▶ _Exercise description_:
Nothing but a number should be written: the count of lines below that contain "this".

▶ _Information_:
* * * * *
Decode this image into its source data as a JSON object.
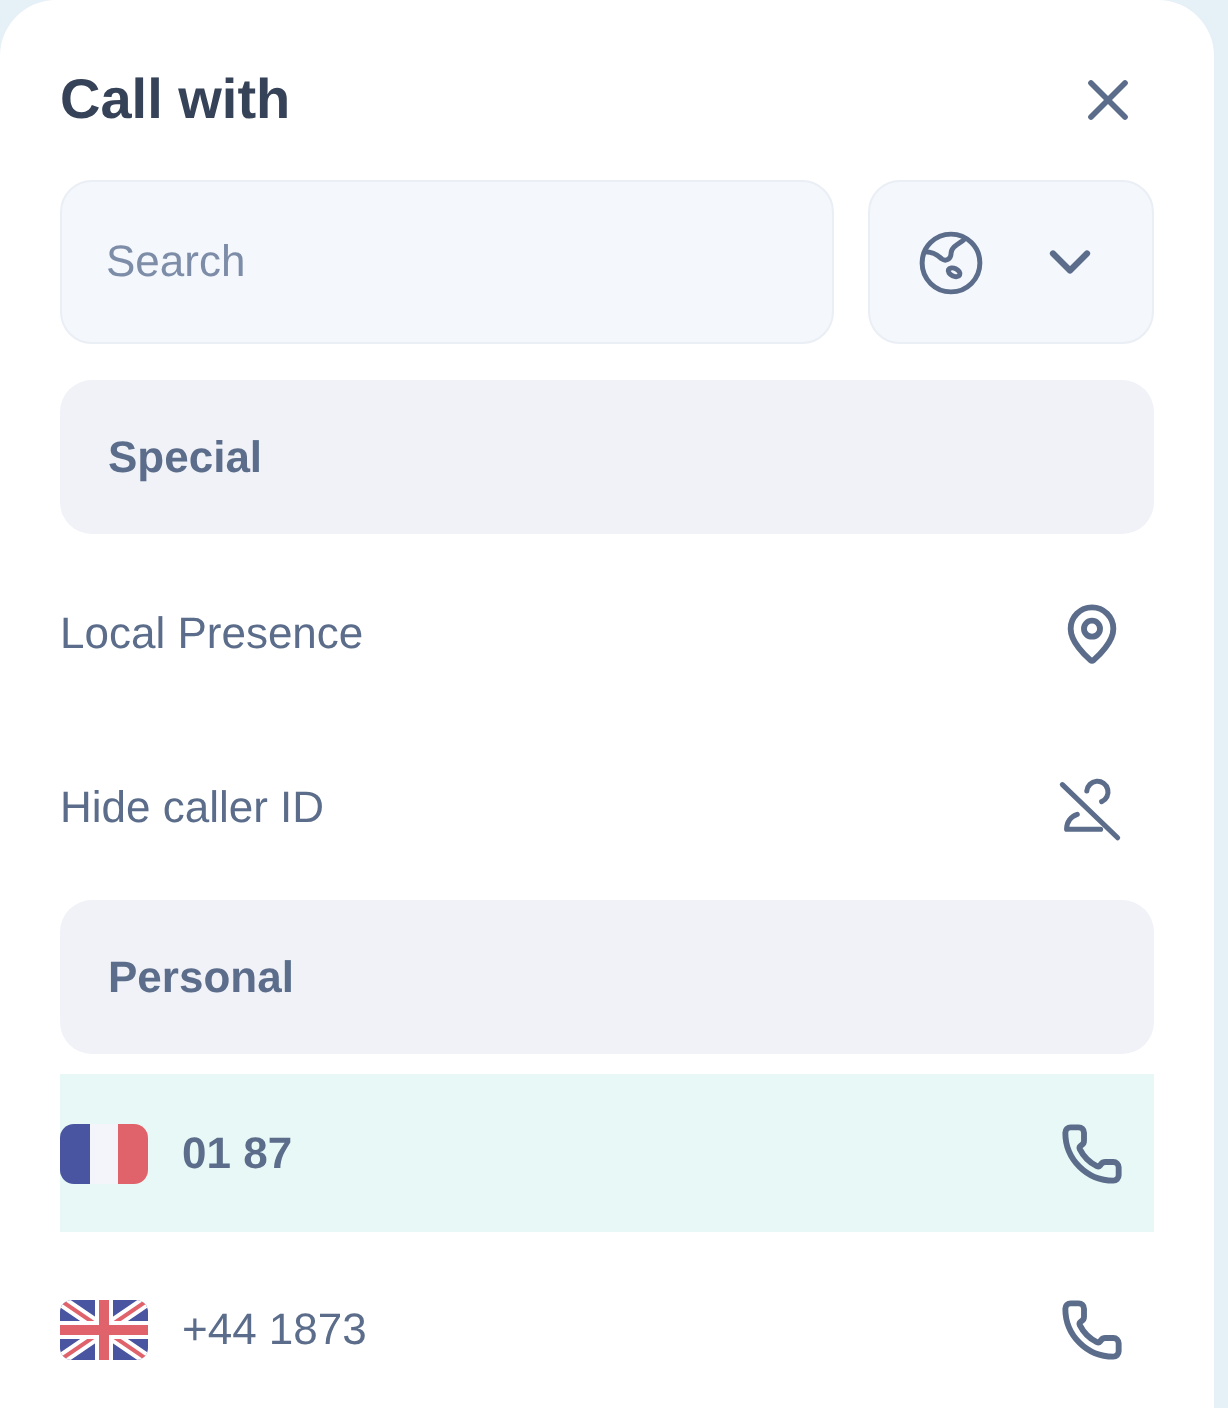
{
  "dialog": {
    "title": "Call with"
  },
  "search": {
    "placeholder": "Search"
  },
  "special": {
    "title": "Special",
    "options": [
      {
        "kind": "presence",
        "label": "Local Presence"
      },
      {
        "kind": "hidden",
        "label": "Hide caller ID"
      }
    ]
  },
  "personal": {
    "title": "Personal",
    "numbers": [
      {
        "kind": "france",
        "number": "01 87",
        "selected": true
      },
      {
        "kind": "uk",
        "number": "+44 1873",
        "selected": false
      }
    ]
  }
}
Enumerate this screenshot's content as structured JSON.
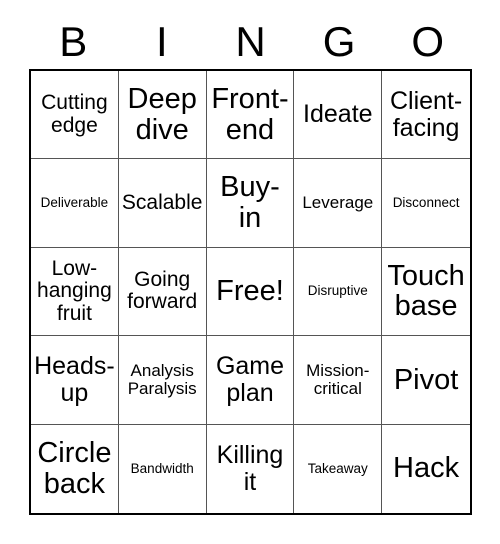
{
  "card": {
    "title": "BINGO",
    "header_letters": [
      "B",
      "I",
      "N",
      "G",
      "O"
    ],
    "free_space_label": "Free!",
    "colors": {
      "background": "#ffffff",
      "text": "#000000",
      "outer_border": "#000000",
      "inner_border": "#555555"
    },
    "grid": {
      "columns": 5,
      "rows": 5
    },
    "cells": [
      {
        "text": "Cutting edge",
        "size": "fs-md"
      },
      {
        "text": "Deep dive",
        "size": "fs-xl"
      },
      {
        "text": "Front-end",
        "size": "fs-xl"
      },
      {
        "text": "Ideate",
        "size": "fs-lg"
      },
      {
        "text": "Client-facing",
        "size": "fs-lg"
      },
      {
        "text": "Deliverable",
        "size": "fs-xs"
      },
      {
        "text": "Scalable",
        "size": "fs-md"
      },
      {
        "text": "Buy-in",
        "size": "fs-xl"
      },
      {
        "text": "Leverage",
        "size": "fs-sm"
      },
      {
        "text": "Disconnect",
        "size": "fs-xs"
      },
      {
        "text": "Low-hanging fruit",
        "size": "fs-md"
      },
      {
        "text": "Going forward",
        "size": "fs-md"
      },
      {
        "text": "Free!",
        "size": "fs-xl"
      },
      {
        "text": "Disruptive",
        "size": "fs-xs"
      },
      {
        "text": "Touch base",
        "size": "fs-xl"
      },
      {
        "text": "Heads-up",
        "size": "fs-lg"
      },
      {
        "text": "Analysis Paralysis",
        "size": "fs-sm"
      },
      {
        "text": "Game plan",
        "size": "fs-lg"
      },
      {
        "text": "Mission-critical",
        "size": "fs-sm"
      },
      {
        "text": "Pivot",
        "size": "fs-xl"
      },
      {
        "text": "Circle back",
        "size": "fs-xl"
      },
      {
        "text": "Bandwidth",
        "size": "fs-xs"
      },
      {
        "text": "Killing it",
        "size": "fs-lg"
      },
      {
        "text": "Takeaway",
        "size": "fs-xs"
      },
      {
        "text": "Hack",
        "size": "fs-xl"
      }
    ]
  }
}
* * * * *
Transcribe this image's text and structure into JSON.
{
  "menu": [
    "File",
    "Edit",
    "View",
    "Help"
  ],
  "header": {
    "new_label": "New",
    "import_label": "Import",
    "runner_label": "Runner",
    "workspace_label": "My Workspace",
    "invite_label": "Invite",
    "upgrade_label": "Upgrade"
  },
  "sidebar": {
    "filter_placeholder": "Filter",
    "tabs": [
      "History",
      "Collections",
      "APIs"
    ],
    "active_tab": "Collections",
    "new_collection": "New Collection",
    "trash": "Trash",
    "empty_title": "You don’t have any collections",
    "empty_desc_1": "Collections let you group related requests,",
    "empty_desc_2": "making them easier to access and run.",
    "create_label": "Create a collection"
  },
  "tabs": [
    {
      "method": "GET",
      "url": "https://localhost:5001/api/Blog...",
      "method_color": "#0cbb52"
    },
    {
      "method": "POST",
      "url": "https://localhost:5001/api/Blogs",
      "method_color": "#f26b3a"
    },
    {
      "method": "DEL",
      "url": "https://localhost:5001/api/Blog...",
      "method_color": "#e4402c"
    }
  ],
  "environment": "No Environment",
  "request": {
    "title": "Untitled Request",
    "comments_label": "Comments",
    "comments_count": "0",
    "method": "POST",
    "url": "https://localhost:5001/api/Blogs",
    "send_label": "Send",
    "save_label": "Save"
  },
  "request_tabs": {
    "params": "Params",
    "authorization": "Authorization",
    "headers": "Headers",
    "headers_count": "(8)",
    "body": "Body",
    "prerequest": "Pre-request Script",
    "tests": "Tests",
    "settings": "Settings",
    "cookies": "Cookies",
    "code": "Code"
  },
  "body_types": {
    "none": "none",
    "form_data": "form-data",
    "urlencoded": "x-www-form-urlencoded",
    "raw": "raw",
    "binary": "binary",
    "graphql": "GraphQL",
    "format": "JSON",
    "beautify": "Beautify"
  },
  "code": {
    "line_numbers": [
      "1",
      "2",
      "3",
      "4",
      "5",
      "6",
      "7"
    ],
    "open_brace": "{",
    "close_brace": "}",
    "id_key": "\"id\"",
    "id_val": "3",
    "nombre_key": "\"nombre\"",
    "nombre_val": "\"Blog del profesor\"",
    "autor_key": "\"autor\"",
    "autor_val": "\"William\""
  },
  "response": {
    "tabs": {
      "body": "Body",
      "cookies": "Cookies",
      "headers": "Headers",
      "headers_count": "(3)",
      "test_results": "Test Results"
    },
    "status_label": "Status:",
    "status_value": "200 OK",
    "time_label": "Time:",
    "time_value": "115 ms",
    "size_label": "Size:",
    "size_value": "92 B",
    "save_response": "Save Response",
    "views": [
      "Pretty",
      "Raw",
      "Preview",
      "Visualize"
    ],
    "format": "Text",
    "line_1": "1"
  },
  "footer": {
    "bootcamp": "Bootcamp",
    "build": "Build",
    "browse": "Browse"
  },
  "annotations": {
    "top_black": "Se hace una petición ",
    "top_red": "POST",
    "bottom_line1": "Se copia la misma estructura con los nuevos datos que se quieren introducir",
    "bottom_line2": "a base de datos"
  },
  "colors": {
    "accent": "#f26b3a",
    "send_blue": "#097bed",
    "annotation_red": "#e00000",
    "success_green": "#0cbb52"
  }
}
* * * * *
▶ _Exercise output_:
3